An intensive measles and rubella vaccination campaign is currently underway in Solomon Islands with the aim of immunising 90,000 children in communities across the country.
The Ministry of Health and Medical Services, with the support of the World Health Organization (WHO), GAVI and UNICEF, is running the “supplementation” campaign to ensure every eligible child is fully protected against the potentially deadly disease. The campaign was launched in Honiara by the Minister of Health, the Hon. Dickson Mua.
The Ministry is calling on all parents with children aged from six months to five years, 11 months to bring their children to clinics and vaccination posts set up around the country. Over the next four weeks, health workers and vaccination teams will be visiting villages, while posters, leaflets and banners will also help to alert people to the campaign.

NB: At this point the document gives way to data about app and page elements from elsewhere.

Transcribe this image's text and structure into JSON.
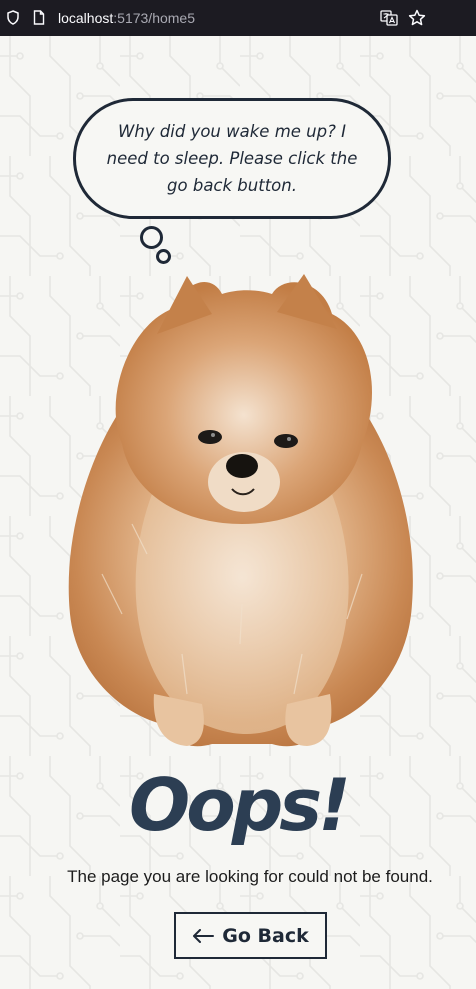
{
  "browser": {
    "url_host": "localhost",
    "url_path": ":5173/home5",
    "icons": [
      "shield-icon",
      "page-icon",
      "translate-icon",
      "star-icon"
    ]
  },
  "bubble": {
    "text": "Why did you wake me up? I need to sleep. Please click the go back button."
  },
  "main": {
    "title": "Oops!",
    "message": "The page you are looking for could not be found.",
    "button_label": "Go Back",
    "button_icon": "arrow-left-icon"
  },
  "colors": {
    "heading": "#2c3e53",
    "outline": "#1f2937",
    "background": "#f6f6f3"
  }
}
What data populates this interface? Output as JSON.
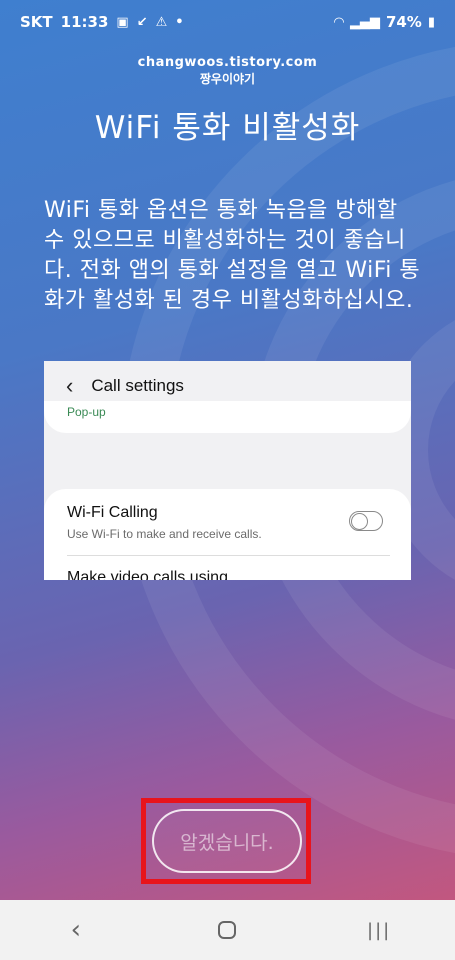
{
  "status_bar": {
    "carrier": "SKT",
    "time": "11:33",
    "notif_icons": [
      "image-icon",
      "missed-call-icon",
      "warning-icon",
      "dot-icon"
    ],
    "battery": "74%"
  },
  "watermark": {
    "site": "changwoos.tistory.com",
    "name": "짱우이야기"
  },
  "title": "WiFi 통화 비활성화",
  "description": "WiFi 통화 옵션은 통화 녹음을 방해할 수 있으므로 비활성화하는 것이 좋습니다. 전화 앱의 통화 설정을 열고 WiFi 통화가 활성화 된 경우 비활성화하십시오.",
  "preview": {
    "header": "Call settings",
    "popup": "Pop-up",
    "wifi_calling_title": "Wi-Fi Calling",
    "wifi_calling_sub": "Use Wi-Fi to make and receive calls.",
    "wifi_calling_on": false,
    "next_item": "Make video calls using"
  },
  "ok_button": "알겠습니다.",
  "highlight_color": "#e8141c",
  "nav": {
    "back": "‹",
    "recent": "|||"
  }
}
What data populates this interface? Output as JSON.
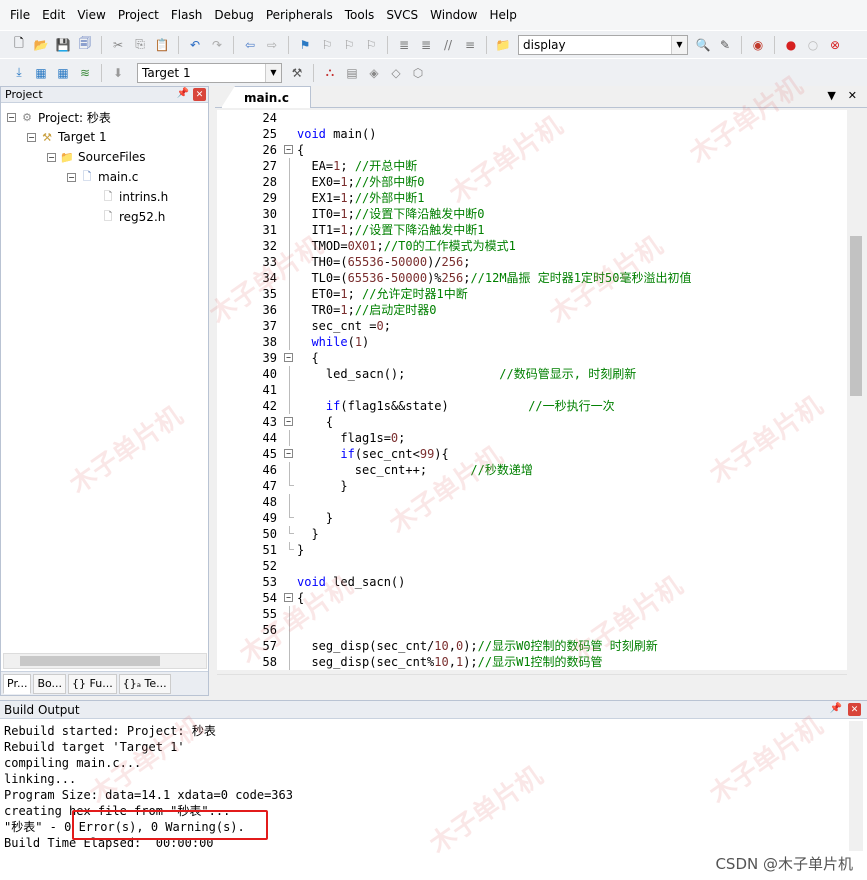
{
  "menu": [
    "File",
    "Edit",
    "View",
    "Project",
    "Flash",
    "Debug",
    "Peripherals",
    "Tools",
    "SVCS",
    "Window",
    "Help"
  ],
  "toolbar1": {
    "target_combo": "display"
  },
  "toolbar2": {
    "target_select": "Target 1"
  },
  "project_panel": {
    "title": "Project",
    "tree": {
      "root": "Project: 秒表",
      "target": "Target 1",
      "group": "SourceFiles",
      "file": "main.c",
      "headers": [
        "intrins.h",
        "reg52.h"
      ]
    },
    "tabs": [
      "Pr...",
      "Bo...",
      "{} Fu...",
      "{}ₐ Te..."
    ]
  },
  "editor": {
    "tab": "main.c",
    "lines": [
      {
        "n": "24",
        "code": ""
      },
      {
        "n": "25",
        "code": "void main()"
      },
      {
        "n": "26",
        "code": "{"
      },
      {
        "n": "27",
        "code": "  EA=1; //开总中断"
      },
      {
        "n": "28",
        "code": "  EX0=1;//外部中断0"
      },
      {
        "n": "29",
        "code": "  EX1=1;//外部中断1"
      },
      {
        "n": "30",
        "code": "  IT0=1;//设置下降沿触发中断0"
      },
      {
        "n": "31",
        "code": "  IT1=1;//设置下降沿触发中断1"
      },
      {
        "n": "32",
        "code": "  TMOD=0X01;//T0的工作模式为模式1"
      },
      {
        "n": "33",
        "code": "  TH0=(65536-50000)/256;"
      },
      {
        "n": "34",
        "code": "  TL0=(65536-50000)%256;//12M晶振 定时器1定时50毫秒溢出初值"
      },
      {
        "n": "35",
        "code": "  ET0=1; //允许定时器1中断"
      },
      {
        "n": "36",
        "code": "  TR0=1;//启动定时器0"
      },
      {
        "n": "37",
        "code": "  sec_cnt =0;"
      },
      {
        "n": "38",
        "code": "  while(1)"
      },
      {
        "n": "39",
        "code": "  {"
      },
      {
        "n": "40",
        "code": "    led_sacn();             //数码管显示, 时刻刷新"
      },
      {
        "n": "41",
        "code": ""
      },
      {
        "n": "42",
        "code": "    if(flag1s&&state)           //一秒执行一次"
      },
      {
        "n": "43",
        "code": "    {"
      },
      {
        "n": "44",
        "code": "      flag1s=0;"
      },
      {
        "n": "45",
        "code": "      if(sec_cnt<99){"
      },
      {
        "n": "46",
        "code": "        sec_cnt++;      //秒数递增"
      },
      {
        "n": "47",
        "code": "      }"
      },
      {
        "n": "48",
        "code": ""
      },
      {
        "n": "49",
        "code": "    }"
      },
      {
        "n": "50",
        "code": "  }"
      },
      {
        "n": "51",
        "code": "}"
      },
      {
        "n": "52",
        "code": ""
      },
      {
        "n": "53",
        "code": "void led_sacn()"
      },
      {
        "n": "54",
        "code": "{"
      },
      {
        "n": "55",
        "code": ""
      },
      {
        "n": "56",
        "code": ""
      },
      {
        "n": "57",
        "code": "  seg_disp(sec_cnt/10,0);//显示W0控制的数码管 时刻刷新"
      },
      {
        "n": "58",
        "code": "  seg_disp(sec_cnt%10,1);//显示W1控制的数码管"
      }
    ]
  },
  "build_output": {
    "title": "Build Output",
    "lines": [
      "Rebuild started: Project: 秒表",
      "Rebuild target 'Target 1'",
      "compiling main.c...",
      "linking...",
      "Program Size: data=14.1 xdata=0 code=363",
      "creating hex file from \"秒表\"...",
      "\"秒表\" - 0 Error(s), 0 Warning(s).",
      "Build Time Elapsed:  00:00:00"
    ]
  },
  "watermark": "木子单片机",
  "footer_credit": "CSDN @木子单片机",
  "colors": {
    "keyword": "#0000ff",
    "comment": "#008000",
    "number": "#7a2e2e",
    "highlight_box": "#e21b1b"
  }
}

Measles is a highly contagious viral disease that can cause blindness, encephalitis - an infection that causes brain swelling - severe diarrhoea and dehydration, and severe respiratory infections such as pneumonia. There is no treatment for measles and the only way to prevent it is to vaccinate.

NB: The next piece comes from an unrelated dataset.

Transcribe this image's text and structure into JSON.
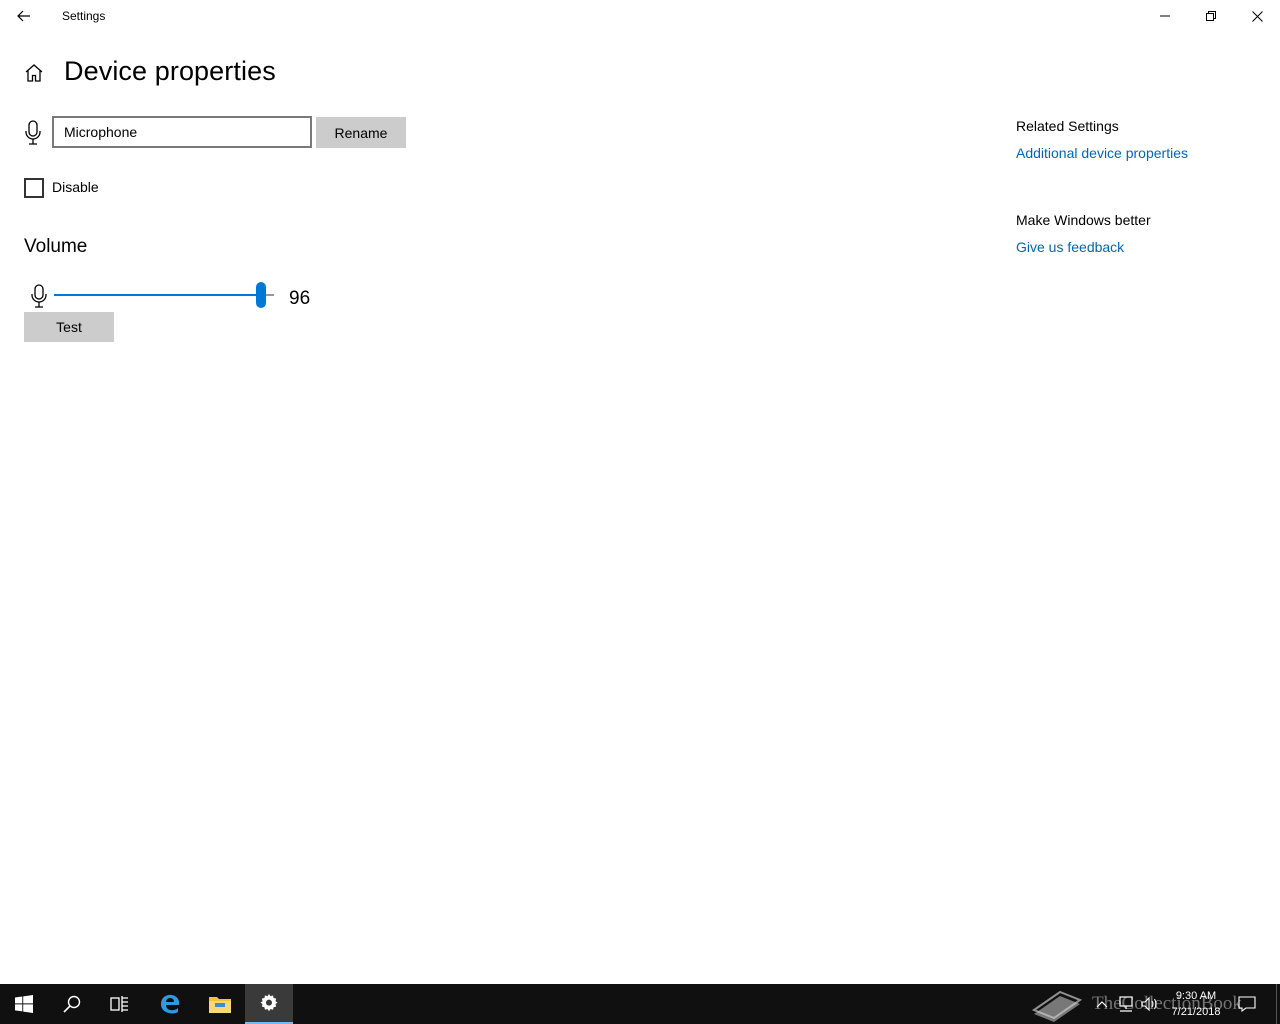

Measles is transmitted via droplets from the nose, mouth or throat of infected persons. Initial symptoms, which usually appear 10–12 days after infection, include high fever, a runny nose, bloodshot eyes, and tiny white spots on the inside of the mouth. Several days later, a rash develops, starting on the face and upper neck and gradually spreading downwards.
The measles virus will infect anyone who is not protected. Nine out of 10 unvaccinated people exposed to measles gets sick. One person infected with measles can give it to 12 others - this is why outbreaks spread so quickly. The campaign is timely, given recent measles outbreaks around the Pacific, including in New Zealand, Australia and now possibly Samoa.
With many countries in the Western Pacific affected, there is a risk of an outbreak in Solomon Islands, Permanent Secretary for Health Mrs Pauline McNeil said. “We remember the measles outbreak in 2014, which took the lives of nine Solomon Islanders and resulted in more than 4,600 cases throughout the country. The best and safest way to protect our children from this disease is to immunise them.”
Rubella is also covered in the vaccine being distributed by the Ministry. Rubella is a leading cause of birth defects if contracted by mothers during early stages of pregnancy. An unvaccinated pregnant woman infected by rubella during her first trimester has up to a 90% chance of giving birth to a baby with birth defects, including heart disorders, blindness, deafness or brain damage.
Mr Tony Foulkes Health Systems Co-ordinator from the WHO Solomon Islands Country Office, congratulated the Ministry on the campaign, and on its commitment to improving the health of Solomon Islands children. “Routine measles vaccination for children, combined with mass immunization campaigns in countries with low routine coverage, are key public health strategies to reduce global measles deaths.
“WHO congratulates the Ministry on this potentially life-saving campaign and we acknowledge the efforts of all those who worked hard in its preparation - development partners UNICEF and GAVI, but most especially, health workers and vaccination teams who are in the frontline in the fight against measles and rubella.”